Yes, I probably won’t go as far and set up a continous deployment toolchain at home (although one could even think about that). But I’m currently automating my home server with Puppet and I’ll certainly blog more on my experiences in doing that. As well as the total “HomeOps” concept that slowly begins emerging before my eyes. Clearly with the goal of a home IT that can rise like a phoenix from its ashes.
I’m not saying this whole HomeOps idea is a “wooza brand new concept”. Or “something big”. Or “something different”. I just find it useful to give things a name to talk and discuss about them.
Almost exactly a year ago the first official Samba 4 release saw the light of the world, bringing with it Active Directory Domain Controller support as one of its biggest merits.

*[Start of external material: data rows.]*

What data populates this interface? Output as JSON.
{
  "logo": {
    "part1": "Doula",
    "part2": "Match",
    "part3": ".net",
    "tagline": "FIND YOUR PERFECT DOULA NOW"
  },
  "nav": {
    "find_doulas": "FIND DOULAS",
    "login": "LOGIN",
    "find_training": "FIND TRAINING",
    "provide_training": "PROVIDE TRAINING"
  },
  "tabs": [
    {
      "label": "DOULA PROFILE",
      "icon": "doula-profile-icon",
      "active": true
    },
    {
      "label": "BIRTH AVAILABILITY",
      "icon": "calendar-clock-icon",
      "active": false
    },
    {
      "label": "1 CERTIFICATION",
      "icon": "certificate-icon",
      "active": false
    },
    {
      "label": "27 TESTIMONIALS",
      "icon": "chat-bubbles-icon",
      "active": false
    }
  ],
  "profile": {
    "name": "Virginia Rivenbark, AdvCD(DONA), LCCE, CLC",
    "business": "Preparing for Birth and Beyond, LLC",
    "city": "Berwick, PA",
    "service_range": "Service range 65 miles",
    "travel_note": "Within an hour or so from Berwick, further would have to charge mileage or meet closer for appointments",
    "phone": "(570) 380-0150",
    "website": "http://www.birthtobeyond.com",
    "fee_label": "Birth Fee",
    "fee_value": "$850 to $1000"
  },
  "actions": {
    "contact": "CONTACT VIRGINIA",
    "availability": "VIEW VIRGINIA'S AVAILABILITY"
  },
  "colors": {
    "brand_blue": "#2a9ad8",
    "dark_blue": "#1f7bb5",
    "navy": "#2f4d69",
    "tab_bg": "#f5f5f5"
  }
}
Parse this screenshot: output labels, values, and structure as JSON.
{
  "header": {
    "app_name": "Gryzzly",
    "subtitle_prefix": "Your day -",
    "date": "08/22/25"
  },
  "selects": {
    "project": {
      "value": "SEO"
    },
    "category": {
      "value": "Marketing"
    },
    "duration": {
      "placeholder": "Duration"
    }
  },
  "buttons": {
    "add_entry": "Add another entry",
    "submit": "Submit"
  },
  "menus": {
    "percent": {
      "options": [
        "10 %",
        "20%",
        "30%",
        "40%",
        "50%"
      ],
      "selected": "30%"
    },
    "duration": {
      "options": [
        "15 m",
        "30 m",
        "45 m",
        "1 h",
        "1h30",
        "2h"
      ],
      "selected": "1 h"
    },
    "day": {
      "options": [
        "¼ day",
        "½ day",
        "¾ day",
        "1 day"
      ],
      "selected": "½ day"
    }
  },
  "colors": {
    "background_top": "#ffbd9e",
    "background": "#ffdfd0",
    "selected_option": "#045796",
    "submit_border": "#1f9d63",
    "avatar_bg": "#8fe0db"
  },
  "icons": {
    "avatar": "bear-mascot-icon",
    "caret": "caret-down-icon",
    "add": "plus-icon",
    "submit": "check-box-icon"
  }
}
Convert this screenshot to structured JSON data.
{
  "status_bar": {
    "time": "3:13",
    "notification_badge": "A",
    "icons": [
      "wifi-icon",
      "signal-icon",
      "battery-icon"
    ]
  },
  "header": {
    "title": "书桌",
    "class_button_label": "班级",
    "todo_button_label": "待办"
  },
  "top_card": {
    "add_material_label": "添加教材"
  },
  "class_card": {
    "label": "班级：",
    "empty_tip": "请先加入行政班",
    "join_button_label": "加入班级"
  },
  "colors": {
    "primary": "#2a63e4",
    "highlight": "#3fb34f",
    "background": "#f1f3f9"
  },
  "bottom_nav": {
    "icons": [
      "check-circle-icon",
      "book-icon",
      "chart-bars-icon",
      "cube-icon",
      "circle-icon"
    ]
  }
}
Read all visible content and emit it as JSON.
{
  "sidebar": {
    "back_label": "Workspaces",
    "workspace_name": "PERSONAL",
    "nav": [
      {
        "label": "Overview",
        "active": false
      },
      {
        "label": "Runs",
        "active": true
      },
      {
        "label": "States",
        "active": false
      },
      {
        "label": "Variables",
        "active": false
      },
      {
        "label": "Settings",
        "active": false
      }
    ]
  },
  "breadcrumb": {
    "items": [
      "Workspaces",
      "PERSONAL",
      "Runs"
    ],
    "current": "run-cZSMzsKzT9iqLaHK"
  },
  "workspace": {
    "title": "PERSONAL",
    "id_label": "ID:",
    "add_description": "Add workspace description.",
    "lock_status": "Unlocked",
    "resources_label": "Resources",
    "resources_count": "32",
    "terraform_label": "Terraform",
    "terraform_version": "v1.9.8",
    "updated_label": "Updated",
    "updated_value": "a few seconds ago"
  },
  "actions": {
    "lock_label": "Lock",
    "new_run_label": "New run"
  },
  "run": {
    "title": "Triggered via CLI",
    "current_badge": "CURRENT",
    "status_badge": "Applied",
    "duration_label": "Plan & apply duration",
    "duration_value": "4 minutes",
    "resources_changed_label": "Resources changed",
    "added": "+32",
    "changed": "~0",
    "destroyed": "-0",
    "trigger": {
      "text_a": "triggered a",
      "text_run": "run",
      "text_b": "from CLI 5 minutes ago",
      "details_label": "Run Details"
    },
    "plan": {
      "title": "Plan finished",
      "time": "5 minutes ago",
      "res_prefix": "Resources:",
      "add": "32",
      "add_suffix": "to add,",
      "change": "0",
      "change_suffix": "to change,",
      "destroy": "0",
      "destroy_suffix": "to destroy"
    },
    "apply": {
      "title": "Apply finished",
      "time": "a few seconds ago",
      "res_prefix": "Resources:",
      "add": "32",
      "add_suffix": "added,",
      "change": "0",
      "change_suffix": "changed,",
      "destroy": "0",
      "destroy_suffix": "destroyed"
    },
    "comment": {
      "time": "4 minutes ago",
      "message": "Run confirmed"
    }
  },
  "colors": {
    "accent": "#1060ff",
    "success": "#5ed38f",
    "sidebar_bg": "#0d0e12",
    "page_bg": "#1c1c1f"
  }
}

All relevant Windows APIs had been implemented, thus allowing for all user management to be done through Windows tools such as the “Active Directory Users and Computers” MMC console.
This does of course wake the appetite of moving all users into the AD and let the Linux system authenticate against it as well, a scenario that has been supported through the use of Samba’s winbind for some time now.
As the new “samba” master binary coordinates the other daemons itself, there is no need to start winbindd manually any more. Editing /etc/nsswitch.conf as follows:
passwd: compat winbind
group: compat winbind
makes AD user accounts become visible to the system:
# getent passwd
fetchmail:x:486:2:mail retrieval daemon:/var/lib/fetchmail:/bin/false
Note how this output shows two things:
- “winbind use default domain = yes” does not work: user names are returned including the Samba domain name.
- Setting “template homedir” does not work: in the example above, it was set to /home/%U, of course, but the “%U” placeholder does not get replaced. Strangely, even if you configure the default values, /home/%D/%U, this won’t work. Comment out the option completely and that very default will work.
Unfortunately, this effectively makes Samba 4 (tested with version 4.1.2 to be precisely) currently quite unusable for the intended purpose.
The first issue has already been reported as Bugzilla #9780. For the second issue there are at least two tickets, Bugzilla #9839 and Bugzilla #9898. According to a comment in the former, the winbindd used in Samba 4 misses support for these placeholders and requires replacement by a combined (Samba 3/Samba 4) winbindd implementation. I do not know of any roadmap for that.
Three weeks ago I dared to flash the BIOS of my home server’s Intel DQ77KB mainboard to address a number of smaller issues related to BIOS settings not being applied. Apart from the fact that anno 2013 Intel still requires you to create a bootable USB stick, a process still complicated enough it makes you wonder how companies seriously expect users to be able to master it, where other companies such as Asus have been including the flash utility as part of the BIOS itself for a long time: the flash utility indicated success but afterwards the board was dead as a brick. POST beep codes indicated memory trouble but neither changing memory modules nor clearing CMOS and trying the BIOS recovery facilities helped — the board was a case for technical service. Tough luck to have no mailsystem any more, especially if you have dental surgery scheduled the next day.
But here comes the real amusing part: despite Intel’s announcement to only slowly exit desktop mainboard production, the DQ77KB was no longer available anywhere in Germany. Intel silently shut down everything so quick that a product of the current lineup faces supply problems as confirmed in Intel’s forums and by commercial sourcers. In my eyes a shame for a leading technology company.
In my case I was forced to switch to the current Haswell generation because the market offers no other Thin Mini-ITX mainboards with 19V power supply and Q77 chipset. I went for the Asus Q87T mainboard, a decision I did not regret. I can only recommend this board — finally we begin to see some real advantages of an UEFI BIOS.